I felt a little bad for participating in the ruthless destruction of my beloved general's twin, but it led to my favorite moment in the whole game. I had my own Huatli out, and had managed to get her within ultimate range if she survived until my next turn. Naturally, the Locust God player managed to conjure an army of hasty flying bugs to send at her face. But just as I was about to sigh dramatically and send her back to the command zone, the other Huatli player cast Settle the Wreckage! He was just that loyal to Huatli! This article is dedicated to you, my friend.

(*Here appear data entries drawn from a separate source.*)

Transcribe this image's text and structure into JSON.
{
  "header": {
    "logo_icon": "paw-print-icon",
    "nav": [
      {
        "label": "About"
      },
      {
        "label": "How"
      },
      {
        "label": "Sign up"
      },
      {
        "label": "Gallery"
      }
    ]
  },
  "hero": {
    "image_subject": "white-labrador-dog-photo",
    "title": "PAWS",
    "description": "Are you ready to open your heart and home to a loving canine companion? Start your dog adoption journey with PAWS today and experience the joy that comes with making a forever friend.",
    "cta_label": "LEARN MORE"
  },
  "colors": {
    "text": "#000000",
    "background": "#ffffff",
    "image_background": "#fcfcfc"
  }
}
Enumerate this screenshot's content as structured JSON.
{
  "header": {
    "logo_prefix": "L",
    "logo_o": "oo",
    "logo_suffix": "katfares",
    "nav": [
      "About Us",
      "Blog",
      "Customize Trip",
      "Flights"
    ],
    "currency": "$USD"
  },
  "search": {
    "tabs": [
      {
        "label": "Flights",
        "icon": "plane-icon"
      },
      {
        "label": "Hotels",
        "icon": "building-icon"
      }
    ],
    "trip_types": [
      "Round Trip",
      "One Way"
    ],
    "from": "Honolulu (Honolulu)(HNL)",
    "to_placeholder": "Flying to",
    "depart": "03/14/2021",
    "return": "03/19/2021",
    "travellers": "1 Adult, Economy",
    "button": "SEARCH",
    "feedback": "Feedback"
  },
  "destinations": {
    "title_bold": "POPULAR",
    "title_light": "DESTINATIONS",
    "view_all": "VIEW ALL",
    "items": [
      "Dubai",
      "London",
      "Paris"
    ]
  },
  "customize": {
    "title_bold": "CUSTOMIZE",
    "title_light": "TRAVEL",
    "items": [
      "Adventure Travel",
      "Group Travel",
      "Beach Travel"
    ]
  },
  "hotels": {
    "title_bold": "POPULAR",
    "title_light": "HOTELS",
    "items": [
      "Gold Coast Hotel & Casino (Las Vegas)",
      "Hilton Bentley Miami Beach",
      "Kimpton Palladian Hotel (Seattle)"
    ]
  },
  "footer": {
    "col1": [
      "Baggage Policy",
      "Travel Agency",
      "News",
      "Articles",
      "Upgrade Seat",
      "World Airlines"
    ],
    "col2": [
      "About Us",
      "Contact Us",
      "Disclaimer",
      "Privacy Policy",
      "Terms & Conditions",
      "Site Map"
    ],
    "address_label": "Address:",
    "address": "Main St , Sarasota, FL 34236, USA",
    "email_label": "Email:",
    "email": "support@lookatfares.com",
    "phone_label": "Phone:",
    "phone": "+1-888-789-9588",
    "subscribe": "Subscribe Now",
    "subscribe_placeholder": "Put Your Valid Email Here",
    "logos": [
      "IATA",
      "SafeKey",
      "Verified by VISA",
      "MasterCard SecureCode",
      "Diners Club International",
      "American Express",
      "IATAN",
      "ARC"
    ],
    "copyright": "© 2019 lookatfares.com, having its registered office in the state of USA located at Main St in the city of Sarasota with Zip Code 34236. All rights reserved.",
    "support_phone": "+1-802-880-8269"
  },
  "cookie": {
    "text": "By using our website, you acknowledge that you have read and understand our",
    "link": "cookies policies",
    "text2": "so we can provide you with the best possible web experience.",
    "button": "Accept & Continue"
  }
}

The game was far from over, but that emblem basically made it a ticking clock. Combined with Oketra's Monument, it meant that every creature I cast produced a bonus Warrior token and drew me two cards (one for the Warrior token). Even though the Locust God player had an incredible engine online with Drake Haven and was pumping out more tokens than I could count, the emblem-Monument synergy (with the help of a Majestic Myriarch that really lived up to its name) was simply too powerful to stop. Huatli Crüe was victorious.
Here’s the deck list I battled with:
All told, the game took maybe an hour, but it felt like a whole tournament worth of exciting ups and downs. That's one of the things I love about Brawl: one game is a full experience in a way that's not true of other formats. A few other things I love about it:
- It's social! Discussing strategy or simply chatting while another player is thinking is a great, low-pressure way to get to know people.
- It's a great use for exciting new cards that don't quite fit into any viable Standard archetypes.
- The deck-building is pretty easy! You only need one copy of anything, so no need to calculate how many to play or worry about finding multiple copies.
- It can be a perfect intro to Commander or Standard. I know my Standard collection started off with a lot of one-ofs and cards I liked. If you like it, then you can start digging into Standard with a similar strategy.
- Ridiculous things happen that would never happen in one-on-one! Settle the Wreckage on someone not attacking you? Multiple board wipes in a row? Doubling your starting life total? These just aren't things that happen in normal Magic.
That list is not comprehensive! I'm really excited about this new format—to me, it offers most of the best parts of Standard and Commander. And with Dominaria coming out soon, we're about to be positively showered with legends (awkward), meaning a wider-than-ever selection of creatures and planeswalkers to build around.
So next time you pull a sweet legend at a Prerelease or want a little more multiplayer mayhem for your Magic night, I highly recommend you give Brawl a shot. I can't wait to see what everyone comes up with!